## [Activity]
For this exercise, restate the records word for word.

══════

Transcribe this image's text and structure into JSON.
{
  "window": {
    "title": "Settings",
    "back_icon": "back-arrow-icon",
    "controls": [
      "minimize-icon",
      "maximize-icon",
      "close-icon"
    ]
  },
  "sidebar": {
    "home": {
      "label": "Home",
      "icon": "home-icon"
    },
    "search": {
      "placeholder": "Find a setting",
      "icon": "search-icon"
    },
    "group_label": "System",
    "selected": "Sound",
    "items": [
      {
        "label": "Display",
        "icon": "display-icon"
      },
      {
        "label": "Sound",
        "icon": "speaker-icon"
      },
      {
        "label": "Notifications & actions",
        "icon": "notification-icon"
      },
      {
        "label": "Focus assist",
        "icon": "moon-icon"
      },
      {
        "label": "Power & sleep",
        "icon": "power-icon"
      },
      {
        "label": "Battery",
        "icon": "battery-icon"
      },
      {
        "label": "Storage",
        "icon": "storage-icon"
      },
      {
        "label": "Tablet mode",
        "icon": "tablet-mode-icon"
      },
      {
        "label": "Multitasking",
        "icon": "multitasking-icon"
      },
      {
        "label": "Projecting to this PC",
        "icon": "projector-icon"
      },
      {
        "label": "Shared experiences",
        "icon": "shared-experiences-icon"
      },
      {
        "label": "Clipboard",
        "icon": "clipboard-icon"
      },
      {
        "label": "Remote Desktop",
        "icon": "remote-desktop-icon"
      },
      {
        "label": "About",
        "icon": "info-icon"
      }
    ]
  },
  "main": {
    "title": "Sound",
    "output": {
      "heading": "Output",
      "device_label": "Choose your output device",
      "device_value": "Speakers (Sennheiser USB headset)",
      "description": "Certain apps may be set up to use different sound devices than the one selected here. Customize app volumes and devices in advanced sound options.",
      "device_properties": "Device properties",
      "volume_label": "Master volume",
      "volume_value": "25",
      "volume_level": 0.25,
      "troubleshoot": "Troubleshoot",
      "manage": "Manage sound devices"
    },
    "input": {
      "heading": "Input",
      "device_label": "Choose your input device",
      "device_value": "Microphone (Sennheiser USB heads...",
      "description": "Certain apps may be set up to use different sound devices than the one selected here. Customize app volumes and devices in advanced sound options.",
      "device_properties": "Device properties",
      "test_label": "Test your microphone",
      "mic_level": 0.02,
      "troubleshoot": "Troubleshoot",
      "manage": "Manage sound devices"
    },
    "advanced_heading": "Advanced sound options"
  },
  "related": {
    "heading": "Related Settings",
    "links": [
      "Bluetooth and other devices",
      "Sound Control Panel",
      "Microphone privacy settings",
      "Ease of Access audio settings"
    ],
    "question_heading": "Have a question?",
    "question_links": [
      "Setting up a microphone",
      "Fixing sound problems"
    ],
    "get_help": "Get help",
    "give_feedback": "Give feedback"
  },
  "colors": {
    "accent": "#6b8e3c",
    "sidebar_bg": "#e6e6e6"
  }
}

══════

## [Task solution]
Transcribe this image's text and structure into JSON.
{
  "window": {
    "title": "Settings",
    "back_icon": "back-arrow-icon",
    "controls": [
      "minimize-icon",
      "maximize-icon",
      "close-icon"
    ]
  },
  "sidebar": {
    "home": {
      "label": "Home",
      "icon": "home-icon"
    },
    "search": {
      "placeholder": "Find a setting",
      "icon": "search-icon"
    },
    "group_label": "System",
    "selected": "Sound",
    "items": [
      {
        "label": "Display",
        "icon": "display-icon"
      },
      {
        "label": "Sound",
        "icon": "speaker-icon"
      },
      {
        "label": "Notifications & actions",
        "icon": "notification-icon"
      },
      {
        "label": "Focus assist",
        "icon": "moon-icon"
      },
      {
        "label": "Power & sleep",
        "icon": "power-icon"
      },
      {
        "label": "Battery",
        "icon": "battery-icon"
      },
      {
        "label": "Storage",
        "icon": "storage-icon"
      },
      {
        "label": "Tablet mode",
        "icon": "tablet-mode-icon"
      },
      {
        "label": "Multitasking",
        "icon": "multitasking-icon"
      },
      {
        "label": "Projecting to this PC",
        "icon": "projector-icon"
      },
      {
        "label": "Shared experiences",
        "icon": "shared-experiences-icon"
      },
      {
        "label": "Clipboard",
        "icon": "clipboard-icon"
      },
      {
        "label": "Remote Desktop",
        "icon": "remote-desktop-icon"
      },
      {
        "label": "About",
        "icon": "info-icon"
      }
    ]
  },
  "main": {
    "title": "Sound",
    "output": {
      "heading": "Output",
      "device_label": "Choose your output device",
      "device_value": "Speakers (Sennheiser USB headset)",
      "description": "Certain apps may be set up to use different sound devices than the one selected here. Customize app volumes and devices in advanced sound options.",
      "device_properties": "Device properties",
      "volume_label": "Master volume",
      "volume_value": "25",
      "volume_level": 0.25,
      "troubleshoot": "Troubleshoot",
      "manage": "Manage sound devices"
    },
    "input": {
      "heading": "Input",
      "device_label": "Choose your input device",
      "device_value": "Microphone (Sennheiser USB heads...",
      "description": "Certain apps may be set up to use different sound devices than the one selected here. Customize app volumes and devices in advanced sound options.",
      "device_properties": "Device properties",
      "test_label": "Test your microphone",
      "mic_level": 0.02,
      "troubleshoot": "Troubleshoot",
      "manage": "Manage sound devices"
    },
    "advanced_heading": "Advanced sound options"
  },
  "related": {
    "heading": "Related Settings",
    "links": [
      "Bluetooth and other devices",
      "Sound Control Panel",
      "Microphone privacy settings",
      "Ease of Access audio settings"
    ],
    "question_heading": "Have a question?",
    "question_links": [
      "Setting up a microphone",
      "Fixing sound problems"
    ],
    "get_help": "Get help",
    "give_feedback": "Give feedback"
  },
  "colors": {
    "accent": "#6b8e3c",
    "sidebar_bg": "#e6e6e6"
  }
}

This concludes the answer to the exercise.